_INSTRUCTIONS TO FOLLOW_.
The lines below that include "this" are to be found and copied.

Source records
════
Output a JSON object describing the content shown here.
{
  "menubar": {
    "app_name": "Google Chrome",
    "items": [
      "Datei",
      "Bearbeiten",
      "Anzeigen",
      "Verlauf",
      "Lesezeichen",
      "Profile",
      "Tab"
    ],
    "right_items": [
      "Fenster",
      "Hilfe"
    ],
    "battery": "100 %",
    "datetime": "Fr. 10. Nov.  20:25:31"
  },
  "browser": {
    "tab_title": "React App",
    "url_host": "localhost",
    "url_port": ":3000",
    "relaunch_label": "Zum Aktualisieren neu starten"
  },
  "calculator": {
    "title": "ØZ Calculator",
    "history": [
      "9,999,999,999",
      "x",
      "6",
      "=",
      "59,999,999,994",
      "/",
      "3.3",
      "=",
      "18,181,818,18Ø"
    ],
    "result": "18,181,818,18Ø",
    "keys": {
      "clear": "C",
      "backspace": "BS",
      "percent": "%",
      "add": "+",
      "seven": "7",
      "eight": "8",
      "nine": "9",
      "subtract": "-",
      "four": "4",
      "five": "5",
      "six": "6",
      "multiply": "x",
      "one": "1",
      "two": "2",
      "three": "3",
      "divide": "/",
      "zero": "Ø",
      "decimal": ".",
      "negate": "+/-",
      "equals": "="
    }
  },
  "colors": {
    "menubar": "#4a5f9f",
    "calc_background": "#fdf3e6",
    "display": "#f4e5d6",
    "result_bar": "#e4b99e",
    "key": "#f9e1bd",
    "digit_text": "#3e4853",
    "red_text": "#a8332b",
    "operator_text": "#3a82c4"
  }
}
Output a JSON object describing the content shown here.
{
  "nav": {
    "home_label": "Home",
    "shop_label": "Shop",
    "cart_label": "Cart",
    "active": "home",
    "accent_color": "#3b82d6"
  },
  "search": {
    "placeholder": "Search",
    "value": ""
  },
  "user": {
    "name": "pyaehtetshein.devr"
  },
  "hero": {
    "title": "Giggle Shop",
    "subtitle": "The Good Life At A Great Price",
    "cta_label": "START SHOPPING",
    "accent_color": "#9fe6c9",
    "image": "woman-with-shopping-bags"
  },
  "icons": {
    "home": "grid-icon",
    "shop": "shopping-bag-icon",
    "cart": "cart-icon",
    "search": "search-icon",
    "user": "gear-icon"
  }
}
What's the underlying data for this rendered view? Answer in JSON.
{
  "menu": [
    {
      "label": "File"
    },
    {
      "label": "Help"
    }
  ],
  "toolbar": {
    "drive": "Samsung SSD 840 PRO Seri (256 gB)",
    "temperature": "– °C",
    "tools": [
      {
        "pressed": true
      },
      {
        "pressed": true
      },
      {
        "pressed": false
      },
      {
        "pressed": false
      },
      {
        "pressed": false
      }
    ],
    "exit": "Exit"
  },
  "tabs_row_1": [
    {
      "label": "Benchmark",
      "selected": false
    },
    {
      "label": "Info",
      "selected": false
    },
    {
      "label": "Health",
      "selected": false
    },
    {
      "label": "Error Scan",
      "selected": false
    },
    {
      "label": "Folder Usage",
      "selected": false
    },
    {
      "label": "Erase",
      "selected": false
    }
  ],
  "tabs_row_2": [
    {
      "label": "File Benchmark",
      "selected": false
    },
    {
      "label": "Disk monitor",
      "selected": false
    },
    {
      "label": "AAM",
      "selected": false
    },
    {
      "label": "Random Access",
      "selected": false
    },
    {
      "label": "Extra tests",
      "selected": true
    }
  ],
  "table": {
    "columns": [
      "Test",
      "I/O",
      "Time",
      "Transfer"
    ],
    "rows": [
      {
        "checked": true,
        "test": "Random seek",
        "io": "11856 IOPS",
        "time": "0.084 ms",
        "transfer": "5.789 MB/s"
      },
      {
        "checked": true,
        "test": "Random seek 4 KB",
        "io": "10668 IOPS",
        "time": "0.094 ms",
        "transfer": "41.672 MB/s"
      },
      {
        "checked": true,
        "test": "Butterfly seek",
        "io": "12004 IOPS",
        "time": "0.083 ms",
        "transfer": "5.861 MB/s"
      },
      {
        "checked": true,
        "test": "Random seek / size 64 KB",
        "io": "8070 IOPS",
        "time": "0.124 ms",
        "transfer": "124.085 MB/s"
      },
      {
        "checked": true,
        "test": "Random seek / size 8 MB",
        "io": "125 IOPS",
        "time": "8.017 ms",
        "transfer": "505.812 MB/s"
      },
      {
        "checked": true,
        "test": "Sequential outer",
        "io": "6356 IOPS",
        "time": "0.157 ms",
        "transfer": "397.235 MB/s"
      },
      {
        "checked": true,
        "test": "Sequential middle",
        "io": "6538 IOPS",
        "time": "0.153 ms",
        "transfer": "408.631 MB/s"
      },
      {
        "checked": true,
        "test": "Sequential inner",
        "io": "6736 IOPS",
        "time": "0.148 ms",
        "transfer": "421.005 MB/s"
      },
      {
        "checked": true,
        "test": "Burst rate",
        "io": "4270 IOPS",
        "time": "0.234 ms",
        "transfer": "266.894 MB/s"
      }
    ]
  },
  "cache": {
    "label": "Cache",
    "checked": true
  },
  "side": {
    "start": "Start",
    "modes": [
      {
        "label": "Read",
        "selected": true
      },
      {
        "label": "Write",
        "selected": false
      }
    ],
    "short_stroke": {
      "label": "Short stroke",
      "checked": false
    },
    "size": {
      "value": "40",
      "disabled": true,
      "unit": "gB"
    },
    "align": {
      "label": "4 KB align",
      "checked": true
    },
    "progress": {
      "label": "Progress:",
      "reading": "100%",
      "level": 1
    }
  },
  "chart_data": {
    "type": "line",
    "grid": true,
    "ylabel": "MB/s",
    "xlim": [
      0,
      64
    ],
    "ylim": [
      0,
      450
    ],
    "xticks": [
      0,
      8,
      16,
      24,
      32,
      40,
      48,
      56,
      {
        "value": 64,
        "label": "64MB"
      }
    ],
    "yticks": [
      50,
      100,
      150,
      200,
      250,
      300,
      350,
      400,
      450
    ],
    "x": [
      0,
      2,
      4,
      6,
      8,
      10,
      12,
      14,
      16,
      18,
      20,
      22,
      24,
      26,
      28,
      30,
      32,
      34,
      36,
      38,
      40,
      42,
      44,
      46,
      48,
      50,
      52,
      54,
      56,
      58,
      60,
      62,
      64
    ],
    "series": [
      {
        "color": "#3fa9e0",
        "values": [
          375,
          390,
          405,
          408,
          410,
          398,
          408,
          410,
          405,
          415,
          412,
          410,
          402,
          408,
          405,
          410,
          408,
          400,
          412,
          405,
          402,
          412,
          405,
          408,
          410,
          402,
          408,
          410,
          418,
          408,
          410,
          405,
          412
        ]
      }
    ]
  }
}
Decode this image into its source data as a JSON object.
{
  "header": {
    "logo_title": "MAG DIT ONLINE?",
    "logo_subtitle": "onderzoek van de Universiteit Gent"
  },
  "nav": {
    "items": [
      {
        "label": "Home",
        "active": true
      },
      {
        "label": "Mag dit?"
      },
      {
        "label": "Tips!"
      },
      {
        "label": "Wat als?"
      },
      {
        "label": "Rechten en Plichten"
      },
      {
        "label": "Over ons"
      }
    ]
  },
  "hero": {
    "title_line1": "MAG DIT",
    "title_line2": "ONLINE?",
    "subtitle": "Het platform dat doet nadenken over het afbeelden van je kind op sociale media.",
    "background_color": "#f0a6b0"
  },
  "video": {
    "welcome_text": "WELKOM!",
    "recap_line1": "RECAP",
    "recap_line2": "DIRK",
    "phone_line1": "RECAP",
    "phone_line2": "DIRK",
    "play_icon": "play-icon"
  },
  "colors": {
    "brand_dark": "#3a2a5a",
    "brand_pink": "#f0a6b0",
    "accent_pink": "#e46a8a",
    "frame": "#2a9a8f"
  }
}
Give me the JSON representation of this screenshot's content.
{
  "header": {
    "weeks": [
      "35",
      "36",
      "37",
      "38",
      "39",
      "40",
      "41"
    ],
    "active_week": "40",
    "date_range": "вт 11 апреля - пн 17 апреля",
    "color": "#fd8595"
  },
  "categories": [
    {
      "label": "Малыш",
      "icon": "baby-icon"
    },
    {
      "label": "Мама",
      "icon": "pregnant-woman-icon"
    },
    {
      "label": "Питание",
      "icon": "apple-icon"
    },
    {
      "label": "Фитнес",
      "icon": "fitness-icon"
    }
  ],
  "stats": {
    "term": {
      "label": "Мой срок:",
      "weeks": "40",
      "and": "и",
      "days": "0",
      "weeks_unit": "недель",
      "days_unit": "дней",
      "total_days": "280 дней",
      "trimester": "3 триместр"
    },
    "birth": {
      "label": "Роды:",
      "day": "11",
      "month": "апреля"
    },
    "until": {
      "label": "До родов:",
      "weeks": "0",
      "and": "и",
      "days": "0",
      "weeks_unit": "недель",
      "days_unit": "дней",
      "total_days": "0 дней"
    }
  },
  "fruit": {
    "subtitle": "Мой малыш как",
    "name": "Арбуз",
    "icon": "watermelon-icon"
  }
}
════
_EXPECTED ANSWER_.
What's the underlying data for this rendered view? Answer in JSON.
Decode this image into its source data as a JSON object.
Give me the JSON representation of this screenshot's content.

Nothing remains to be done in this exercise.